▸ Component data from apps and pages

>>>>

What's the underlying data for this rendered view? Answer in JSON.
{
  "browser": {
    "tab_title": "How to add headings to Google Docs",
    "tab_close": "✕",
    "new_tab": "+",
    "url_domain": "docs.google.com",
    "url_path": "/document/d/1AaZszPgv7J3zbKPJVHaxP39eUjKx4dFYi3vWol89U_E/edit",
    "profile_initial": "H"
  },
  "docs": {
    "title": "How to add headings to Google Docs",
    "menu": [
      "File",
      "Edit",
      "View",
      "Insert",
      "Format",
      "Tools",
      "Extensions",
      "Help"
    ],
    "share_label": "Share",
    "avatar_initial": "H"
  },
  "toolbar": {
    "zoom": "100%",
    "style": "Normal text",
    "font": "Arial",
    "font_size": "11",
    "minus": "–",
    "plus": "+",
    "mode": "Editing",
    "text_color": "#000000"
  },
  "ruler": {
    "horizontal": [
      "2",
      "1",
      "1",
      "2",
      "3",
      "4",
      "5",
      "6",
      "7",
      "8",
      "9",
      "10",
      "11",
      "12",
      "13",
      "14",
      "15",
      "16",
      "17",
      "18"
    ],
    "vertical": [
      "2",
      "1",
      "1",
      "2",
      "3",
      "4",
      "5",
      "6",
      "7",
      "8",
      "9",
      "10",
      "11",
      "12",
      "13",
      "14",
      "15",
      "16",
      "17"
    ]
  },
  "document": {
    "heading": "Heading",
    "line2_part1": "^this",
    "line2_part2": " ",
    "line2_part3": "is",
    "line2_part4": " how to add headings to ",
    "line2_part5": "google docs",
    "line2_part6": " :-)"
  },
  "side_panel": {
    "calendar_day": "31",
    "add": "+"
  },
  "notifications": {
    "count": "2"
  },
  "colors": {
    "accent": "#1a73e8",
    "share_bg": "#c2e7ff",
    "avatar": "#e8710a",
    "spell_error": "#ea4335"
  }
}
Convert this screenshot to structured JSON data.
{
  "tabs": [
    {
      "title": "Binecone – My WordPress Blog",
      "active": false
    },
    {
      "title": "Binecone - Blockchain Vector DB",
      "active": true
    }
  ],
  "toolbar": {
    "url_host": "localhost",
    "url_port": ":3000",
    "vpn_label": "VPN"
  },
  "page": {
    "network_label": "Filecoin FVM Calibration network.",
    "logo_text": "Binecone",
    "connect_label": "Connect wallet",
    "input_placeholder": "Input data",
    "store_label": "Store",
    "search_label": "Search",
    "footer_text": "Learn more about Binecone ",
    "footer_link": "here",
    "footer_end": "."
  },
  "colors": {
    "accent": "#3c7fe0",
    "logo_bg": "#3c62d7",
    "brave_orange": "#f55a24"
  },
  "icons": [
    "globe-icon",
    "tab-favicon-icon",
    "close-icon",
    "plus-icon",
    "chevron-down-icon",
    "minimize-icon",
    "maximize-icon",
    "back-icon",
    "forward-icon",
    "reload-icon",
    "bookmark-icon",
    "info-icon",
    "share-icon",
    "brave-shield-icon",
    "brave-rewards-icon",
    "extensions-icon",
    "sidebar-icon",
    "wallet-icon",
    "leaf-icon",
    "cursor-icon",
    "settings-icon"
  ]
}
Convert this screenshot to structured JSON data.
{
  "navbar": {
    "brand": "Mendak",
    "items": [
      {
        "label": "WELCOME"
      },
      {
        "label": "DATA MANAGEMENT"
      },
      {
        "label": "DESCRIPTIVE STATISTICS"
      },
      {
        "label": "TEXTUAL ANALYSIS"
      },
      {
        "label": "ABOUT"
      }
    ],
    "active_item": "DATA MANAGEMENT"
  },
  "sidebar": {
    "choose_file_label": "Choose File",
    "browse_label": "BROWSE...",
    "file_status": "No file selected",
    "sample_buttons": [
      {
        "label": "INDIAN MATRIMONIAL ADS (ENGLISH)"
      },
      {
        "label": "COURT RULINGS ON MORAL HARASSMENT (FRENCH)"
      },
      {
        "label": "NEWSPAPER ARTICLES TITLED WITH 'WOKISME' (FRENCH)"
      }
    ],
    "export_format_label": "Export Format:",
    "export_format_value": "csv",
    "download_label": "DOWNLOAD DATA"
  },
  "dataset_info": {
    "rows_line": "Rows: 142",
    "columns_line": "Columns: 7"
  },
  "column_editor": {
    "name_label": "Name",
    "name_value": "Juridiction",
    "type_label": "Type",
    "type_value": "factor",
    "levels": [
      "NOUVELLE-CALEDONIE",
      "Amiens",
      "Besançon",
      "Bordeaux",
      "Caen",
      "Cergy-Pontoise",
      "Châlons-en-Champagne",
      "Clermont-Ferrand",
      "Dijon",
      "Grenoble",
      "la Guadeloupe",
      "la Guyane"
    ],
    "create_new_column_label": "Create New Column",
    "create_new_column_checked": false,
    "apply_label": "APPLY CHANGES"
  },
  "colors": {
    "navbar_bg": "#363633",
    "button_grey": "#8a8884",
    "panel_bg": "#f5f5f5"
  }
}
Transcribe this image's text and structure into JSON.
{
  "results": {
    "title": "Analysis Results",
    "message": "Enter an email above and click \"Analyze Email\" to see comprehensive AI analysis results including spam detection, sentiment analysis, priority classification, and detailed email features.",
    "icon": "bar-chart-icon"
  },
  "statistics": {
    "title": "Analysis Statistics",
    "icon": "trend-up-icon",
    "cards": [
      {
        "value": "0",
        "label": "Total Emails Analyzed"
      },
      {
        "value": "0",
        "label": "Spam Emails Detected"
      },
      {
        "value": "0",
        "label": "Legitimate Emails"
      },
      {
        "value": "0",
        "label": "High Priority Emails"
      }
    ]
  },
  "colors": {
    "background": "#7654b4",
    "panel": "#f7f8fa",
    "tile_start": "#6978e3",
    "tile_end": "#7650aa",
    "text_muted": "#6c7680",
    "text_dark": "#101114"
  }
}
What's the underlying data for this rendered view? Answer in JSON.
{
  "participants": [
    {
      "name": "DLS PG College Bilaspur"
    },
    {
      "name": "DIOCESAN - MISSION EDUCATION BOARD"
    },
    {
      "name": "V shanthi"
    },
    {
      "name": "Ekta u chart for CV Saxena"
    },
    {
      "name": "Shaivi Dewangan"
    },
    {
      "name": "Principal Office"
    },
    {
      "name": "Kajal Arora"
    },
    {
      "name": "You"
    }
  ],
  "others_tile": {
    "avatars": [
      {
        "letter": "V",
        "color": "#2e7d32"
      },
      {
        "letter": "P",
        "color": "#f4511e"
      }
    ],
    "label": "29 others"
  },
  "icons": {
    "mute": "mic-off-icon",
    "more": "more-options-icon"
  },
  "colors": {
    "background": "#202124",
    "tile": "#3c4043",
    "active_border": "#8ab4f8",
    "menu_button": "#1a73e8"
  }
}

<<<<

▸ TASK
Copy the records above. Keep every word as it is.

▸ TASK RESPONSE
What's the underlying data for this rendered view? Answer in JSON.
{
  "browser": {
    "tab_title": "How to add headings to Google Docs",
    "tab_close": "✕",
    "new_tab": "+",
    "url_domain": "docs.google.com",
    "url_path": "/document/d/1AaZszPgv7J3zbKPJVHaxP39eUjKx4dFYi3vWol89U_E/edit",
    "profile_initial": "H"
  },
  "docs": {
    "title": "How to add headings to Google Docs",
    "menu": [
      "File",
      "Edit",
      "View",
      "Insert",
      "Format",
      "Tools",
      "Extensions",
      "Help"
    ],
    "share_label": "Share",
    "avatar_initial": "H"
  },
  "toolbar": {
    "zoom": "100%",
    "style": "Normal text",
    "font": "Arial",
    "font_size": "11",
    "minus": "–",
    "plus": "+",
    "mode": "Editing",
    "text_color": "#000000"
  },
  "ruler": {
    "horizontal": [
      "2",
      "1",
      "1",
      "2",
      "3",
      "4",
      "5",
      "6",
      "7",
      "8",
      "9",
      "10",
      "11",
      "12",
      "13",
      "14",
      "15",
      "16",
      "17",
      "18"
    ],
    "vertical": [
      "2",
      "1",
      "1",
      "2",
      "3",
      "4",
      "5",
      "6",
      "7",
      "8",
      "9",
      "10",
      "11",
      "12",
      "13",
      "14",
      "15",
      "16",
      "17"
    ]
  },
  "document": {
    "heading": "Heading",
    "line2_part1": "^this",
    "line2_part2": " ",
    "line2_part3": "is",
    "line2_part4": " how to add headings to ",
    "line2_part5": "google docs",
    "line2_part6": " :-)"
  },
  "side_panel": {
    "calendar_day": "31",
    "add": "+"
  },
  "notifications": {
    "count": "2"
  },
  "colors": {
    "accent": "#1a73e8",
    "share_bg": "#c2e7ff",
    "avatar": "#e8710a",
    "spell_error": "#ea4335"
  }
}
Convert this screenshot to structured JSON data.
{
  "tabs": [
    {
      "title": "Binecone – My WordPress Blog",
      "active": false
    },
    {
      "title": "Binecone - Blockchain Vector DB",
      "active": true
    }
  ],
  "toolbar": {
    "url_host": "localhost",
    "url_port": ":3000",
    "vpn_label": "VPN"
  },
  "page": {
    "network_label": "Filecoin FVM Calibration network.",
    "logo_text": "Binecone",
    "connect_label": "Connect wallet",
    "input_placeholder": "Input data",
    "store_label": "Store",
    "search_label": "Search",
    "footer_text": "Learn more about Binecone ",
    "footer_link": "here",
    "footer_end": "."
  },
  "colors": {
    "accent": "#3c7fe0",
    "logo_bg": "#3c62d7",
    "brave_orange": "#f55a24"
  },
  "icons": [
    "globe-icon",
    "tab-favicon-icon",
    "close-icon",
    "plus-icon",
    "chevron-down-icon",
    "minimize-icon",
    "maximize-icon",
    "back-icon",
    "forward-icon",
    "reload-icon",
    "bookmark-icon",
    "info-icon",
    "share-icon",
    "brave-shield-icon",
    "brave-rewards-icon",
    "extensions-icon",
    "sidebar-icon",
    "wallet-icon",
    "leaf-icon",
    "cursor-icon",
    "settings-icon"
  ]
}
Convert this screenshot to structured JSON data.
{
  "navbar": {
    "brand": "Mendak",
    "items": [
      {
        "label": "WELCOME"
      },
      {
        "label": "DATA MANAGEMENT"
      },
      {
        "label": "DESCRIPTIVE STATISTICS"
      },
      {
        "label": "TEXTUAL ANALYSIS"
      },
      {
        "label": "ABOUT"
      }
    ],
    "active_item": "DATA MANAGEMENT"
  },
  "sidebar": {
    "choose_file_label": "Choose File",
    "browse_label": "BROWSE...",
    "file_status": "No file selected",
    "sample_buttons": [
      {
        "label": "INDIAN MATRIMONIAL ADS (ENGLISH)"
      },
      {
        "label": "COURT RULINGS ON MORAL HARASSMENT (FRENCH)"
      },
      {
        "label": "NEWSPAPER ARTICLES TITLED WITH 'WOKISME' (FRENCH)"
      }
    ],
    "export_format_label": "Export Format:",
    "export_format_value": "csv",
    "download_label": "DOWNLOAD DATA"
  },
  "dataset_info": {
    "rows_line": "Rows: 142",
    "columns_line": "Columns: 7"
  },
  "column_editor": {
    "name_label": "Name",
    "name_value": "Juridiction",
    "type_label": "Type",
    "type_value": "factor",
    "levels": [
      "NOUVELLE-CALEDONIE",
      "Amiens",
      "Besançon",
      "Bordeaux",
      "Caen",
      "Cergy-Pontoise",
      "Châlons-en-Champagne",
      "Clermont-Ferrand",
      "Dijon",
      "Grenoble",
      "la Guadeloupe",
      "la Guyane"
    ],
    "create_new_column_label": "Create New Column",
    "create_new_column_checked": false,
    "apply_label": "APPLY CHANGES"
  },
  "colors": {
    "navbar_bg": "#363633",
    "button_grey": "#8a8884",
    "panel_bg": "#f5f5f5"
  }
}
Transcribe this image's text and structure into JSON.
{
  "results": {
    "title": "Analysis Results",
    "message": "Enter an email above and click \"Analyze Email\" to see comprehensive AI analysis results including spam detection, sentiment analysis, priority classification, and detailed email features.",
    "icon": "bar-chart-icon"
  },
  "statistics": {
    "title": "Analysis Statistics",
    "icon": "trend-up-icon",
    "cards": [
      {
        "value": "0",
        "label": "Total Emails Analyzed"
      },
      {
        "value": "0",
        "label": "Spam Emails Detected"
      },
      {
        "value": "0",
        "label": "Legitimate Emails"
      },
      {
        "value": "0",
        "label": "High Priority Emails"
      }
    ]
  },
  "colors": {
    "background": "#7654b4",
    "panel": "#f7f8fa",
    "tile_start": "#6978e3",
    "tile_end": "#7650aa",
    "text_muted": "#6c7680",
    "text_dark": "#101114"
  }
}
What's the underlying data for this rendered view? Answer in JSON.
{
  "participants": [
    {
      "name": "DLS PG College Bilaspur"
    },
    {
      "name": "DIOCESAN - MISSION EDUCATION BOARD"
    },
    {
      "name": "V shanthi"
    },
    {
      "name": "Ekta u chart for CV Saxena"
    },
    {
      "name": "Shaivi Dewangan"
    },
    {
      "name": "Principal Office"
    },
    {
      "name": "Kajal Arora"
    },
    {
      "name": "You"
    }
  ],
  "others_tile": {
    "avatars": [
      {
        "letter": "V",
        "color": "#2e7d32"
      },
      {
        "letter": "P",
        "color": "#f4511e"
      }
    ],
    "label": "29 others"
  },
  "icons": {
    "mute": "mic-off-icon",
    "more": "more-options-icon"
  },
  "colors": {
    "background": "#202124",
    "tile": "#3c4043",
    "active_border": "#8ab4f8",
    "menu_button": "#1a73e8"
  }
}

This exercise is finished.